[DATA PROVIDED]
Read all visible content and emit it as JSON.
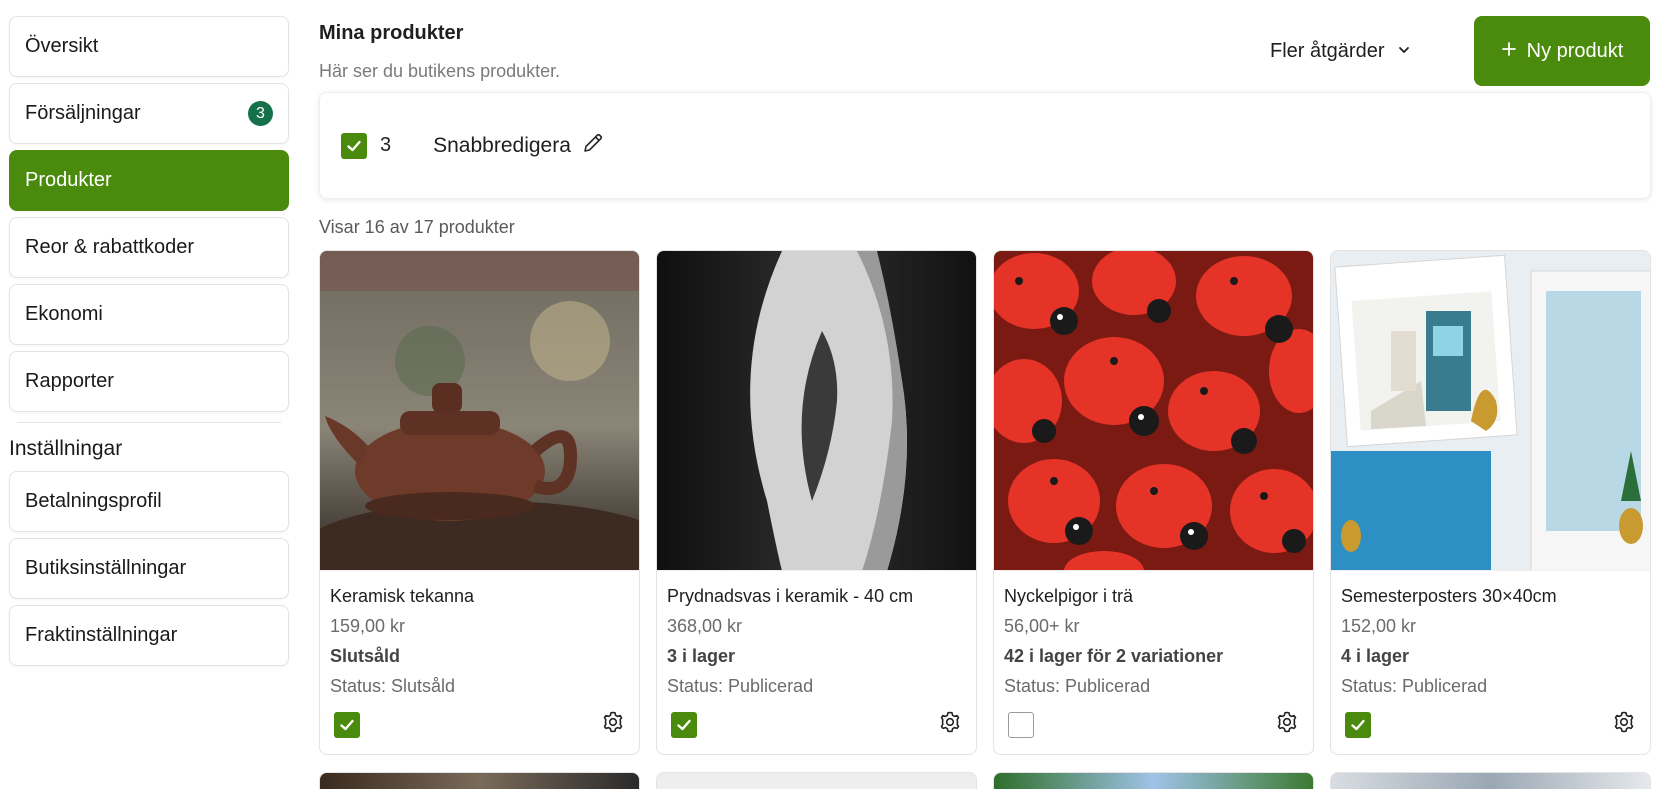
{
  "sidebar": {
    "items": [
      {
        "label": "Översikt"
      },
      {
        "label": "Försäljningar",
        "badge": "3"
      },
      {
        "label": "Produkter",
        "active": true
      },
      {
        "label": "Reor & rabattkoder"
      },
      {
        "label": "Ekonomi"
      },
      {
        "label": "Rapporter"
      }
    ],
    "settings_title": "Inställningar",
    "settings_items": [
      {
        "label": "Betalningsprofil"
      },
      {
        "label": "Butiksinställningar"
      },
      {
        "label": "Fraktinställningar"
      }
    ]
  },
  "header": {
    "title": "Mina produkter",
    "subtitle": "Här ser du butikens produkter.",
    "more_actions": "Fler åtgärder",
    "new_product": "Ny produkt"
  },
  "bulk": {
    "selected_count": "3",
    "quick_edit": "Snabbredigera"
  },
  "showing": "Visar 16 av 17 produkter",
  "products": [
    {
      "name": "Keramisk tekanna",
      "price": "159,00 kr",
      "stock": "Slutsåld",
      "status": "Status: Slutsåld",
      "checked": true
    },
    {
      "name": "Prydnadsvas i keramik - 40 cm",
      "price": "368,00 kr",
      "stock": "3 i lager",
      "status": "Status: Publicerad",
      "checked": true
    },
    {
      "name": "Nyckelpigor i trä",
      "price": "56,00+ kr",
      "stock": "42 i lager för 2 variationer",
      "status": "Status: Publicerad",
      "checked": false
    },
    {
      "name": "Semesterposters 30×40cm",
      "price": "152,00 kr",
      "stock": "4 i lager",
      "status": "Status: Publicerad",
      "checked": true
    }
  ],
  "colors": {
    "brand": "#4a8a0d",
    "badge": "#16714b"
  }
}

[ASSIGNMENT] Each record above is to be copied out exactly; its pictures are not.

[ANSWER TO THIS EXERCISE]
Read all visible content and emit it as JSON.
{
  "sidebar": {
    "items": [
      {
        "label": "Översikt"
      },
      {
        "label": "Försäljningar",
        "badge": "3"
      },
      {
        "label": "Produkter",
        "active": true
      },
      {
        "label": "Reor & rabattkoder"
      },
      {
        "label": "Ekonomi"
      },
      {
        "label": "Rapporter"
      }
    ],
    "settings_title": "Inställningar",
    "settings_items": [
      {
        "label": "Betalningsprofil"
      },
      {
        "label": "Butiksinställningar"
      },
      {
        "label": "Fraktinställningar"
      }
    ]
  },
  "header": {
    "title": "Mina produkter",
    "subtitle": "Här ser du butikens produkter.",
    "more_actions": "Fler åtgärder",
    "new_product": "Ny produkt"
  },
  "bulk": {
    "selected_count": "3",
    "quick_edit": "Snabbredigera"
  },
  "showing": "Visar 16 av 17 produkter",
  "products": [
    {
      "name": "Keramisk tekanna",
      "price": "159,00 kr",
      "stock": "Slutsåld",
      "status": "Status: Slutsåld",
      "checked": true
    },
    {
      "name": "Prydnadsvas i keramik - 40 cm",
      "price": "368,00 kr",
      "stock": "3 i lager",
      "status": "Status: Publicerad",
      "checked": true
    },
    {
      "name": "Nyckelpigor i trä",
      "price": "56,00+ kr",
      "stock": "42 i lager för 2 variationer",
      "status": "Status: Publicerad",
      "checked": false
    },
    {
      "name": "Semesterposters 30×40cm",
      "price": "152,00 kr",
      "stock": "4 i lager",
      "status": "Status: Publicerad",
      "checked": true
    }
  ],
  "colors": {
    "brand": "#4a8a0d",
    "badge": "#16714b"
  }
}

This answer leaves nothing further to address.